- _Exercise goal_: Reproduce every entry below exactly, minus the pictures.

- _Working data_:
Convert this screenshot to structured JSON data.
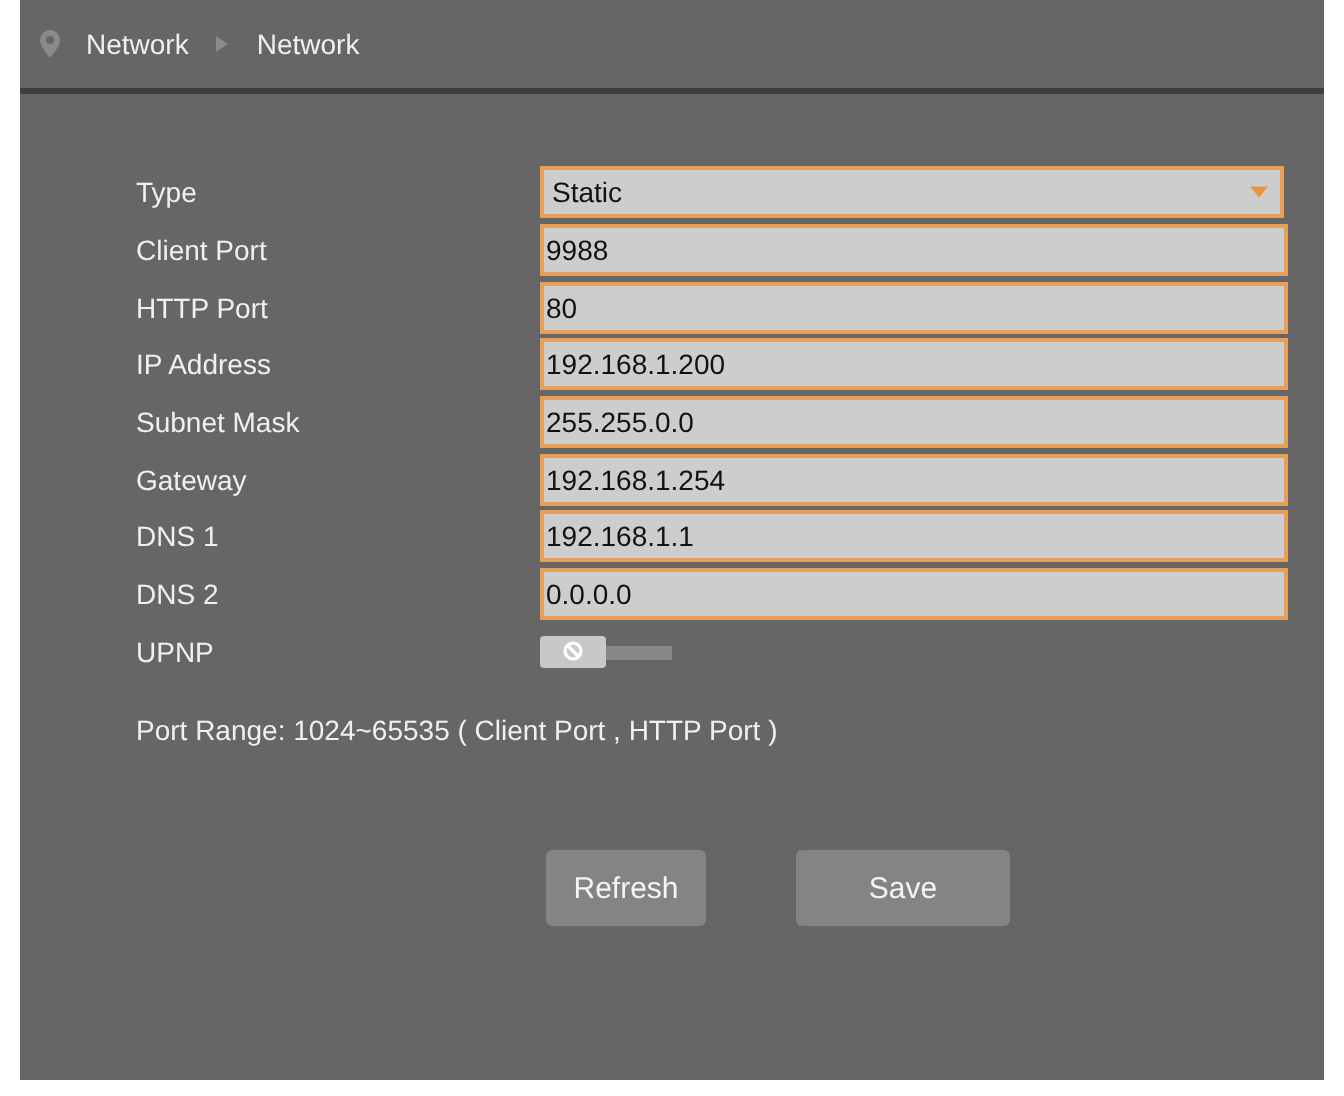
{
  "breadcrumb": [
    "Network",
    "Network"
  ],
  "fields": [
    {
      "kind": "select",
      "label": "Type",
      "value": "Static"
    },
    {
      "kind": "text",
      "label": "Client Port",
      "value": "9988"
    },
    {
      "kind": "text",
      "label": "HTTP Port",
      "value": "80"
    },
    {
      "kind": "text",
      "label": "IP Address",
      "value": "192.168.1.200"
    },
    {
      "kind": "text",
      "label": "Subnet Mask",
      "value": "255.255.0.0"
    },
    {
      "kind": "text",
      "label": "Gateway",
      "value": "192.168.1.254"
    },
    {
      "kind": "text",
      "label": "DNS 1",
      "value": "192.168.1.1"
    },
    {
      "kind": "text",
      "label": "DNS 2",
      "value": "0.0.0.0"
    },
    {
      "kind": "toggle",
      "label": "UPNP",
      "on": false
    }
  ],
  "note": "Port Range: 1024~65535 ( Client Port , HTTP Port )",
  "buttons": [
    "Refresh",
    "Save"
  ]
}
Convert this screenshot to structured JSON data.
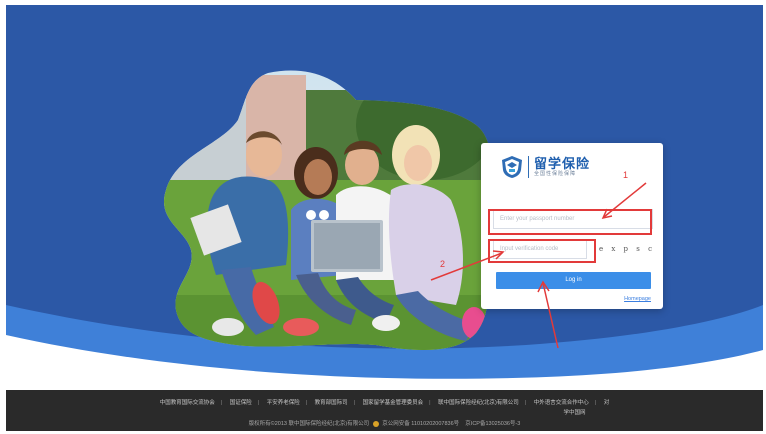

- _Task response_:
Convert this screenshot to structured JSON data.
{
  "breadcrumb": [
    "Network",
    "Network"
  ],
  "fields": [
    {
      "kind": "select",
      "label": "Type",
      "value": "Static"
    },
    {
      "kind": "text",
      "label": "Client Port",
      "value": "9988"
    },
    {
      "kind": "text",
      "label": "HTTP Port",
      "value": "80"
    },
    {
      "kind": "text",
      "label": "IP Address",
      "value": "192.168.1.200"
    },
    {
      "kind": "text",
      "label": "Subnet Mask",
      "value": "255.255.0.0"
    },
    {
      "kind": "text",
      "label": "Gateway",
      "value": "192.168.1.254"
    },
    {
      "kind": "text",
      "label": "DNS 1",
      "value": "192.168.1.1"
    },
    {
      "kind": "text",
      "label": "DNS 2",
      "value": "0.0.0.0"
    },
    {
      "kind": "toggle",
      "label": "UPNP",
      "on": false
    }
  ],
  "note": "Port Range: 1024~65535 ( Client Port , HTTP Port )",
  "buttons": [
    "Refresh",
    "Save"
  ]
}
Convert this screenshot to structured JSON data.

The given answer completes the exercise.